§ EXERCISE: Within the entries that follow, show each line where the word "time" occurs.

§ TASK INPUT:
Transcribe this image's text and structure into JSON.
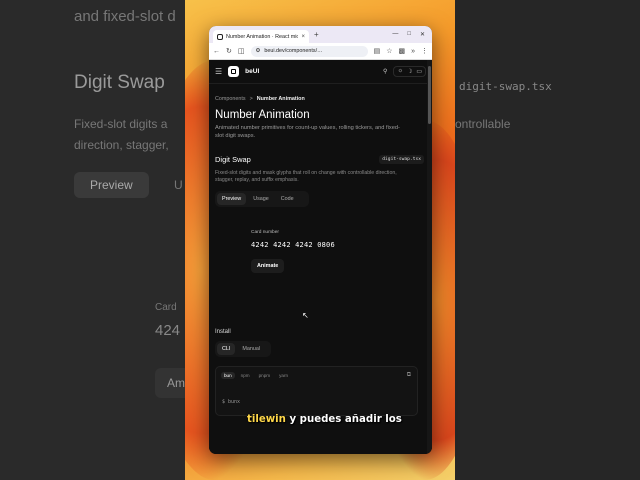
{
  "background_left": {
    "line1": "and fixed-slot d",
    "title": "Digit Swap",
    "desc1": "Fixed-slot digits a",
    "desc2": "direction, stagger,",
    "preview": "Preview",
    "u": "U",
    "card": "Card",
    "num": "424",
    "am": "Am"
  },
  "background_right": {
    "file": "digit-swap.tsx",
    "desc": "ontrollable"
  },
  "browser": {
    "tab_title": "Number Animation · React micr…",
    "tab_close": "×",
    "new_tab": "+",
    "url": "beui.dev/components/…"
  },
  "site": {
    "brand": "beUI"
  },
  "breadcrumb": {
    "root": "Components",
    "sep": ">",
    "current": "Number Animation"
  },
  "page": {
    "title": "Number Animation",
    "lead": "Animated number primitives for count-up values, rolling tickers, and fixed-slot digit swaps."
  },
  "section": {
    "title": "Digit Swap",
    "file": "digit-swap.tsx",
    "desc": "Fixed-slot digits and mask glyphs that roll on change with controllable direction, stagger, replay, and suffix emphasis.",
    "tabs": [
      "Preview",
      "Usage",
      "Code"
    ]
  },
  "preview": {
    "card_label": "Card number",
    "card_number": "4242 4242 4242 0806",
    "animate": "Animate"
  },
  "install": {
    "label": "Install",
    "tabs": [
      "CLI",
      "Manual"
    ],
    "pm": [
      "bun",
      "npm",
      "pnpm",
      "yarn"
    ],
    "cmd_prefix": "$ bunx"
  },
  "caption": {
    "highlight": "tilewin",
    "rest": " y puedes añadir los"
  }
}
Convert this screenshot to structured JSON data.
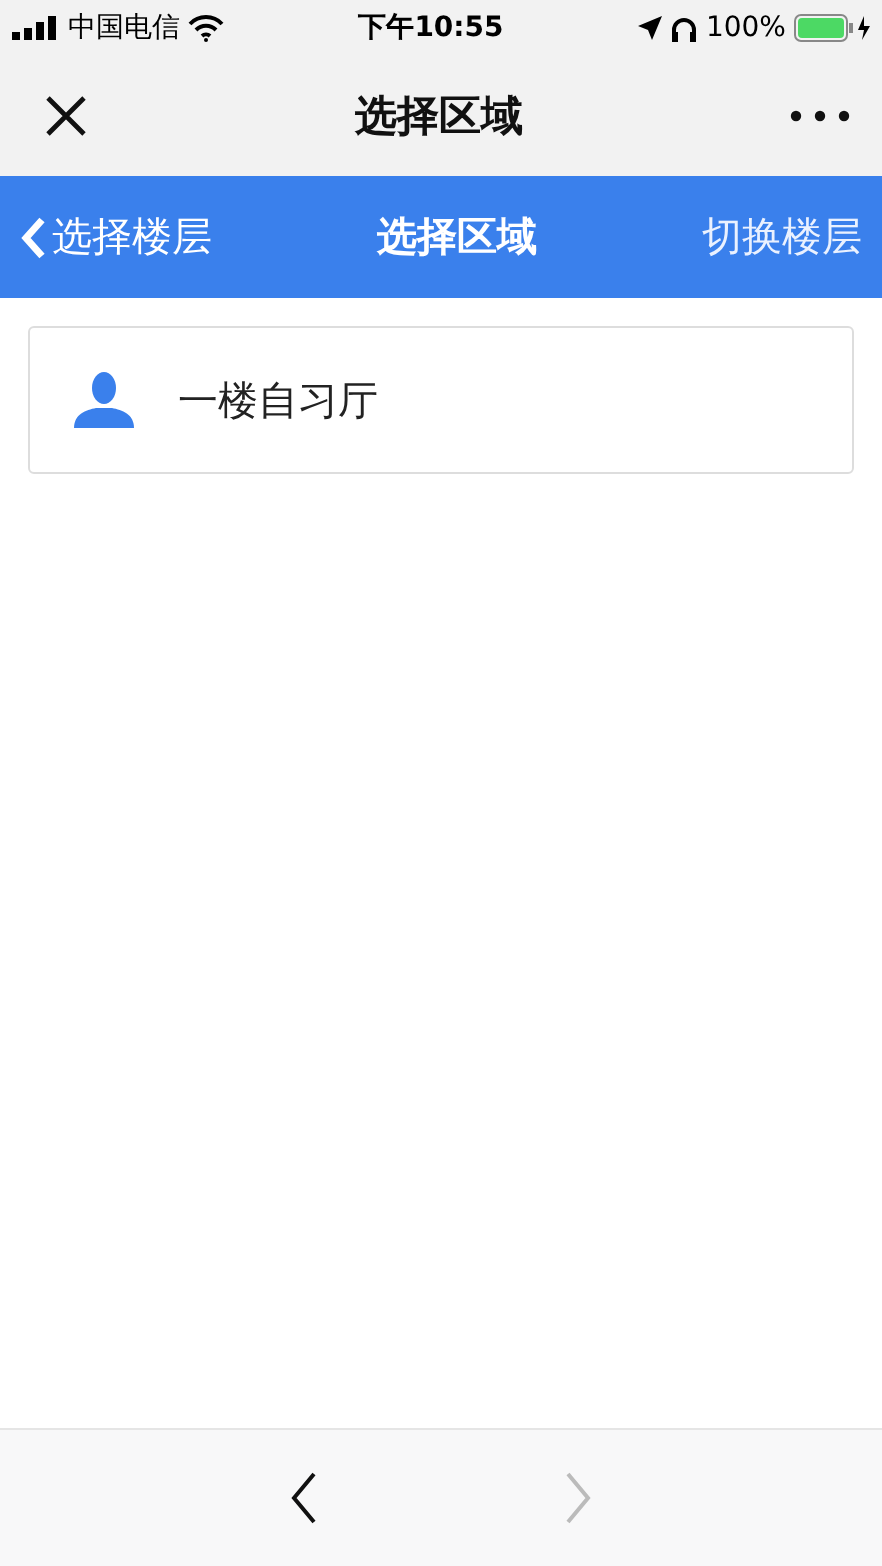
{
  "status_bar": {
    "carrier": "中国电信",
    "time": "下午10:55",
    "battery": "100%"
  },
  "window": {
    "title": "选择区域"
  },
  "header": {
    "back_label": "选择楼层",
    "title": "选择区域",
    "action": "切换楼层"
  },
  "areas": [
    {
      "name": "一楼自习厅"
    }
  ],
  "toolbar": {
    "back_disabled": false,
    "forward_disabled": true
  }
}
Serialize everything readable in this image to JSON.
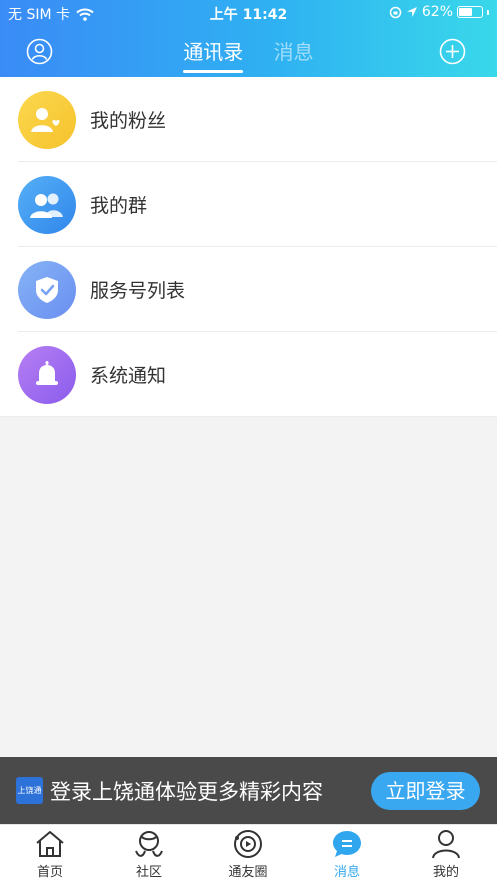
{
  "status_bar": {
    "carrier": "无 SIM 卡",
    "time": "上午 11:42",
    "battery_percent": "62%",
    "battery_level": 0.62
  },
  "nav": {
    "tabs": [
      {
        "label": "通讯录",
        "active": true
      },
      {
        "label": "消息",
        "active": false
      }
    ]
  },
  "list": {
    "items": [
      {
        "label": "我的粉丝",
        "icon": "fans-icon",
        "color": "#f9cf3c"
      },
      {
        "label": "我的群",
        "icon": "group-icon",
        "color": "#3d9cf0"
      },
      {
        "label": "服务号列表",
        "icon": "shield-check-icon",
        "color": "#6f9ff2"
      },
      {
        "label": "系统通知",
        "icon": "bell-icon",
        "color": "#a46ef0"
      }
    ]
  },
  "banner": {
    "logo_text": "上饶通",
    "text": "登录上饶通体验更多精彩内容",
    "button_label": "立即登录"
  },
  "tabbar": {
    "items": [
      {
        "label": "首页",
        "icon": "home-icon"
      },
      {
        "label": "社区",
        "icon": "community-icon"
      },
      {
        "label": "通友圈",
        "icon": "moments-icon"
      },
      {
        "label": "消息",
        "icon": "message-icon",
        "active": true
      },
      {
        "label": "我的",
        "icon": "profile-icon"
      }
    ]
  },
  "colors": {
    "header_start": "#3a8bf6",
    "header_end": "#39d8ea",
    "accent": "#2fa6ee"
  }
}
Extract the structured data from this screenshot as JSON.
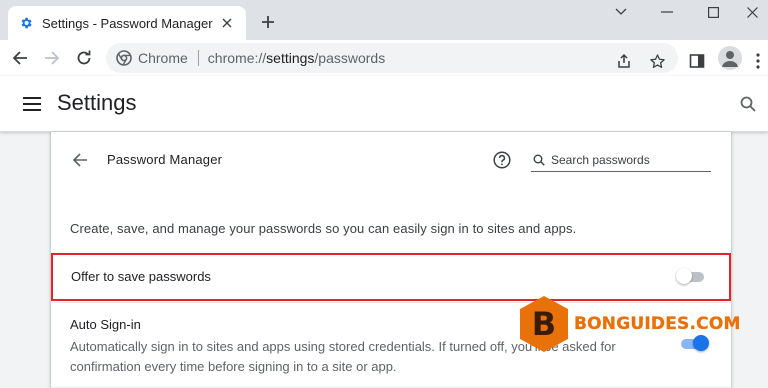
{
  "tab": {
    "title": "Settings - Password Manager"
  },
  "toolbar": {
    "site_label": "Chrome",
    "url_scheme": "chrome://",
    "url_host": "settings",
    "url_path": "/passwords"
  },
  "header": {
    "title": "Settings"
  },
  "password_manager": {
    "title": "Password Manager",
    "search_placeholder": "Search passwords",
    "description": "Create, save, and manage your passwords so you can easily sign in to sites and apps.",
    "offer_to_save": {
      "label": "Offer to save passwords",
      "enabled": false
    },
    "auto_signin": {
      "title": "Auto Sign-in",
      "description": "Automatically sign in to sites and apps using stored credentials. If turned off, you'll be asked for confirmation every time before signing in to a site or app.",
      "enabled": true
    }
  },
  "watermark": {
    "letter": "B",
    "text": "BONGUIDES.COM"
  },
  "colors": {
    "accent": "#1a73e8",
    "highlight_border": "#e3252b",
    "watermark": "#e8710a"
  },
  "icons": [
    "settings-gear-icon",
    "close-icon",
    "plus-icon",
    "minimize-icon",
    "maximize-icon",
    "chevron-down-icon",
    "back-arrow-icon",
    "forward-arrow-icon",
    "reload-icon",
    "chrome-icon",
    "share-icon",
    "star-icon",
    "side-panel-icon",
    "profile-icon",
    "more-vert-icon",
    "hamburger-icon",
    "search-icon",
    "help-icon"
  ]
}
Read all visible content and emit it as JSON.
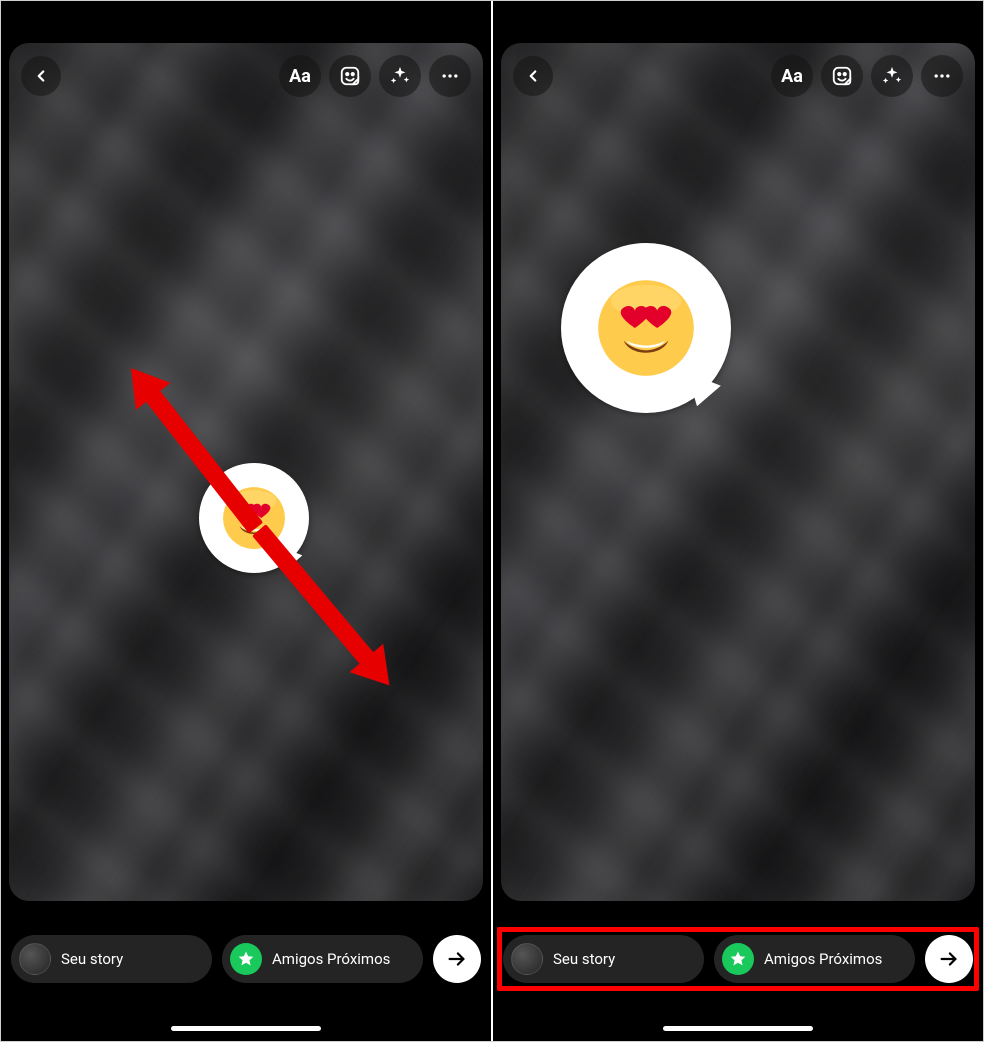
{
  "editor": {
    "tools": {
      "back_icon": "back",
      "text_label": "Aa",
      "sticker_icon": "sticker",
      "effects_icon": "sparkles",
      "more_icon": "more"
    }
  },
  "sticker": {
    "emoji_name": "smiling-face-with-heart-eyes"
  },
  "annotations": {
    "left_panel_arrows": "pinch-to-resize",
    "right_panel_highlight": "share-buttons"
  },
  "share": {
    "your_story_label": "Seu story",
    "close_friends_label": "Amigos Próximos",
    "next_icon": "arrow-right"
  }
}
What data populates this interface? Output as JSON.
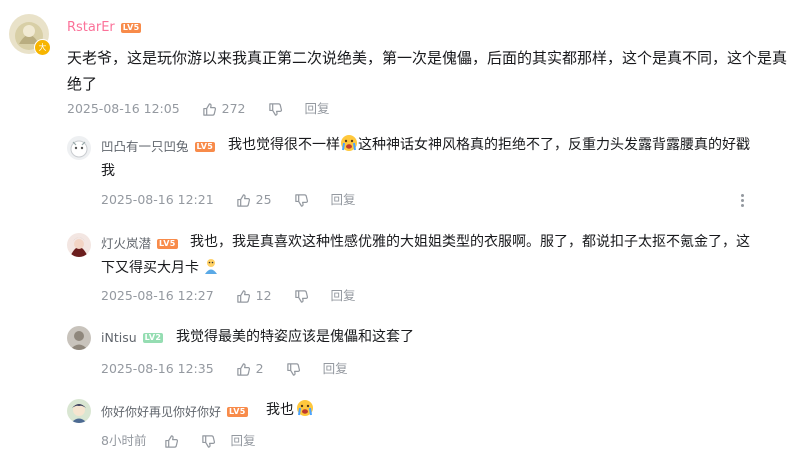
{
  "colors": {
    "main_author_name": "#fb7299",
    "reply_author_name": "#61666d",
    "meta_text": "#9499a0",
    "level_5": "#ff6699",
    "level_5_alt": "#f88b4a",
    "level_2": "#95ddb2",
    "badge_gold": "#f7b500"
  },
  "main_comment": {
    "author": "RstarEr",
    "level": "LV5",
    "avatar_badge": "大",
    "text_line1": "天老爷，这是玩你游以来我真正第二次说绝美，第一次是傀儡，后面的其实都那样，这个是真不同，这个是真",
    "text_line2": "绝了",
    "time": "2025-08-16 12:05",
    "likes": "272",
    "reply_label": "回复"
  },
  "replies": [
    {
      "author": "凹凸有一只凹兔",
      "level": "LV5",
      "text_a": "我也觉得很不一样",
      "text_b": "这种神话女神风格真的拒绝不了，反重力头发露背露腰真的好戳",
      "text_line2": "我",
      "time": "2025-08-16 12:21",
      "likes": "25",
      "reply_label": "回复"
    },
    {
      "author": "灯火岚潜",
      "level": "LV5",
      "text_line1": "我也，我是真喜欢这种性感优雅的大姐姐类型的衣服啊。服了，都说扣子太抠不氪金了，这",
      "text_line2": "下又得买大月卡",
      "time": "2025-08-16 12:27",
      "likes": "12",
      "reply_label": "回复"
    },
    {
      "author": "iNtisu",
      "level": "LV2",
      "text_line1": "我觉得最美的特姿应该是傀儡和这套了",
      "time": "2025-08-16 12:35",
      "likes": "2",
      "reply_label": "回复"
    },
    {
      "author": "你好你好再见你好你好",
      "level": "LV5",
      "text_line1": "我也",
      "time": "8小时前",
      "likes": "",
      "reply_label": "回复"
    }
  ]
}
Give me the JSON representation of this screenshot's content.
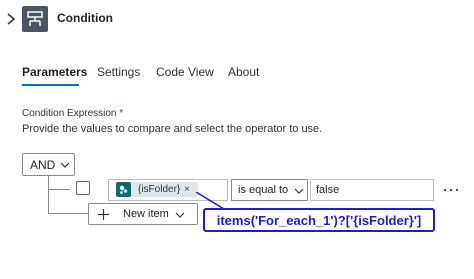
{
  "header": {
    "title": "Condition",
    "icon": "condition-icon",
    "expand_icon": "chevron-right-icon",
    "icon_bg": "#4b5563"
  },
  "tabs": [
    {
      "label": "Parameters",
      "active": true
    },
    {
      "label": "Settings",
      "active": false
    },
    {
      "label": "Code View",
      "active": false
    },
    {
      "label": "About",
      "active": false
    }
  ],
  "condition_expression": {
    "label": "Condition Expression",
    "required_marker": "*",
    "description": "Provide the values to compare and select the operator to use.",
    "group_operator": "AND",
    "rows": [
      {
        "left_operand": {
          "token_label": "{isFolder}",
          "token_icon": "sharepoint-icon",
          "remove_glyph": "×"
        },
        "operator": "is equal to",
        "right_operand": "false"
      }
    ],
    "more_glyph": "···",
    "new_item_label": "New item"
  },
  "annotation": {
    "text": "items('For_each_1')?['{isFolder}']",
    "color": "#1a1fc8"
  },
  "colors": {
    "accent": "#0f6cbd",
    "token_bg": "#dfe7ee",
    "token_icon_bg": "#0f6b6b",
    "required": "#c50f1f"
  }
}
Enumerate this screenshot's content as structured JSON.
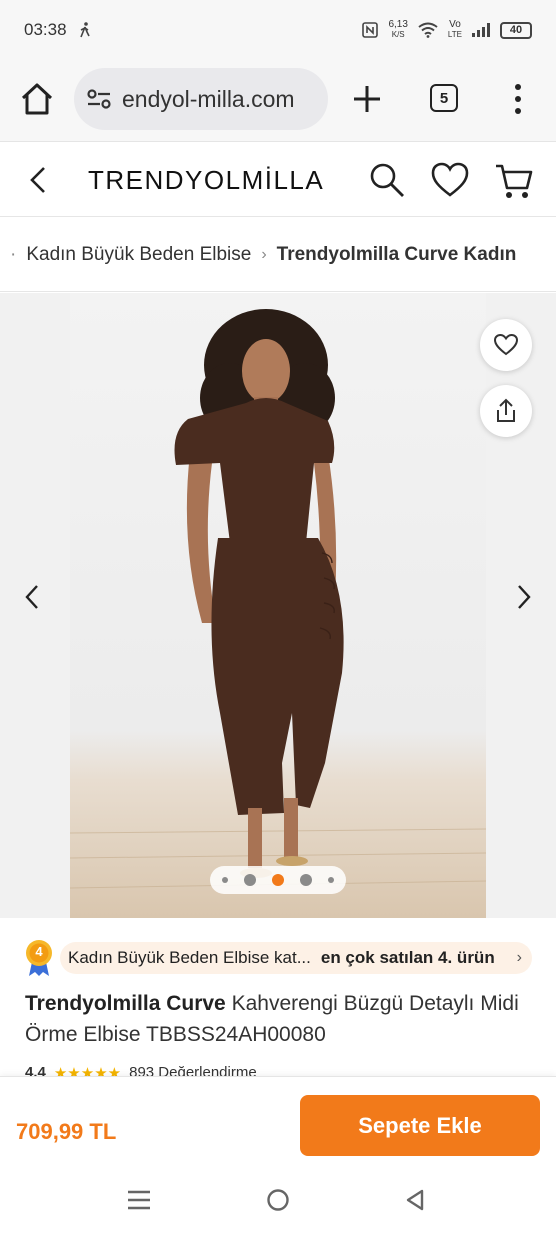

§ TASK SOLUTION:
    "time": "下午10:55",
    "time": "上午 11:42",
      "description": "Automatically sign in to sites and apps using stored credentials. If turned off, you'll be asked for confirmation every time before signing in to a site or app.",
    "time": "2025-08-16 12:05",
      "time": "2025-08-16 12:21",
      "time": "2025-08-16 12:27",
      "time": "2025-08-16 12:35",
      "time": "8小时前",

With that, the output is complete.